In the meantime, you might be experiencing sneezing or watery eyes and assume it’s caused by a cold or flu. For those not familiar with winter allergens, that might be exactly what you’re dealing with - especially if your symptoms carry on for several weeks.
In cooler climates, some of the most common winter allergens include:
These allergens are present throughout the year, but you may begin to notice them more due to staying indoors more often. This can be especially true when the heat kicks on for the first time(s) in the season, circulating the above allergens and possibly more. Dust mites may also be living in your holiday decorations and trees throughout the year, too! (Live trees may have pollen on them instead of dust).
Recommendations for dealing with indoor winter allergens:
For those in warmer (and drier) climates, you may be experiencing less allergens like those in cooler climates are but there are other allergens to consider looking out for. Tree species, such as willows, junipers, elms, maples, alders, and birches (to name a few) can begin pollinating as early as February.
In winter months, central and south Texas, for example, deals with mountain cedar pollen, also known as “cedar fever.” Particularly warm and mild winters can cause some pollinating plants like ragweed to persist through autumn and into winter months around the country.
If you live in warmer regions where these types of allergies are common, you can:

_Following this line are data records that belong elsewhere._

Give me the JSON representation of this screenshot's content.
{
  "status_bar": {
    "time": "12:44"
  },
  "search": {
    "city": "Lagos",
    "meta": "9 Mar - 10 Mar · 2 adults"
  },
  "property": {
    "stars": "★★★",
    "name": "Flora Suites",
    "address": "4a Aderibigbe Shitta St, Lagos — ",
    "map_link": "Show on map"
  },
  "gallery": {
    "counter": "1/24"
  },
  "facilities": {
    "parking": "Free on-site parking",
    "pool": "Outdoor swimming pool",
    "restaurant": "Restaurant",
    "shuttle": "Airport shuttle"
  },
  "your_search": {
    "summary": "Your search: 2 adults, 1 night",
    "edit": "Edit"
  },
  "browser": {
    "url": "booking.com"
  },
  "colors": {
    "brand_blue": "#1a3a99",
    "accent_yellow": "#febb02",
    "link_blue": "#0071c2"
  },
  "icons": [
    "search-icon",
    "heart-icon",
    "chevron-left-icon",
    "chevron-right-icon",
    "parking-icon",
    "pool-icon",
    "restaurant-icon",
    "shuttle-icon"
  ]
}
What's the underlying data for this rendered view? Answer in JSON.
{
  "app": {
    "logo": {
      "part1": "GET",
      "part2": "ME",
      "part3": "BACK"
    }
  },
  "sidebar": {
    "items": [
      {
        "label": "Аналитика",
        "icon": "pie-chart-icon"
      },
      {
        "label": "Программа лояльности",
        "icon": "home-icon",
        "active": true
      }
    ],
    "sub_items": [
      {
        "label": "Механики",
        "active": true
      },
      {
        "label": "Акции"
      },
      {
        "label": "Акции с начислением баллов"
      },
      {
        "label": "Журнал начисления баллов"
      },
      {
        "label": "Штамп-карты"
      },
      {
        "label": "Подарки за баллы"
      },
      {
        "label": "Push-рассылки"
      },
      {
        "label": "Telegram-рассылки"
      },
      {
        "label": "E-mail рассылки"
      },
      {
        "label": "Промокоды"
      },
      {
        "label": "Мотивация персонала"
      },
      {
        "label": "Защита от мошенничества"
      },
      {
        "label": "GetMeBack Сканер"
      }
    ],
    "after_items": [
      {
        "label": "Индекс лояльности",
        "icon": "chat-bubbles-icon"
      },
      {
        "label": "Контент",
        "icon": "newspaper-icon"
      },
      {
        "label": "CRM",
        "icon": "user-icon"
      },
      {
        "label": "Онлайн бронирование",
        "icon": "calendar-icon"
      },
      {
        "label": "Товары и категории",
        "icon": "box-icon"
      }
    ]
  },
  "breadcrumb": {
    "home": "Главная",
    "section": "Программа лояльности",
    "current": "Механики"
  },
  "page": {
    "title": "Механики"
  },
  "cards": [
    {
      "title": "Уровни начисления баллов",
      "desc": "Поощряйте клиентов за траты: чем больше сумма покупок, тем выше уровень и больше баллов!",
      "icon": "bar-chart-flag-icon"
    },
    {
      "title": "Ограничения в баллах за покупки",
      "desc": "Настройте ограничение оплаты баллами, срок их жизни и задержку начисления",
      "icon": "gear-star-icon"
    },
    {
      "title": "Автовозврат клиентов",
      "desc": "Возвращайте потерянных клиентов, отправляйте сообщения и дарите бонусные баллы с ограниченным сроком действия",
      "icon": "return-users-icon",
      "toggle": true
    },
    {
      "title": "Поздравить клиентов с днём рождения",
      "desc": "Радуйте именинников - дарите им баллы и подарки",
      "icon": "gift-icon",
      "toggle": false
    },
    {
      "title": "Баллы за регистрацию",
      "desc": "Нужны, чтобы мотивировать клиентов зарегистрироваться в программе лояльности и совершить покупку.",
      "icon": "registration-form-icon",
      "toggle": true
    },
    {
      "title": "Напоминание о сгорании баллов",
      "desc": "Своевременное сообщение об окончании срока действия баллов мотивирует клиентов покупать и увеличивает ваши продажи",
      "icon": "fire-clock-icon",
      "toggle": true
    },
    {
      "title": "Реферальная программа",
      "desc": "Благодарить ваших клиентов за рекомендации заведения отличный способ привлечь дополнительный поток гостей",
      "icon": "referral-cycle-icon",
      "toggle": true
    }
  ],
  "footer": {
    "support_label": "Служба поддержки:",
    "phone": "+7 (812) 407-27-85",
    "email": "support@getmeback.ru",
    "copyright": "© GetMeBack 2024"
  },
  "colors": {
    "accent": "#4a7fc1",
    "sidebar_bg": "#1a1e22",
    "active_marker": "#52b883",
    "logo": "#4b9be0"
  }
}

Whether you live in a warmer or cooler region, it’s important to be conscious of your health and avoiding allergies. Just remember to consult your doctor or other medical professional if you have health concerns due to allergies or illness.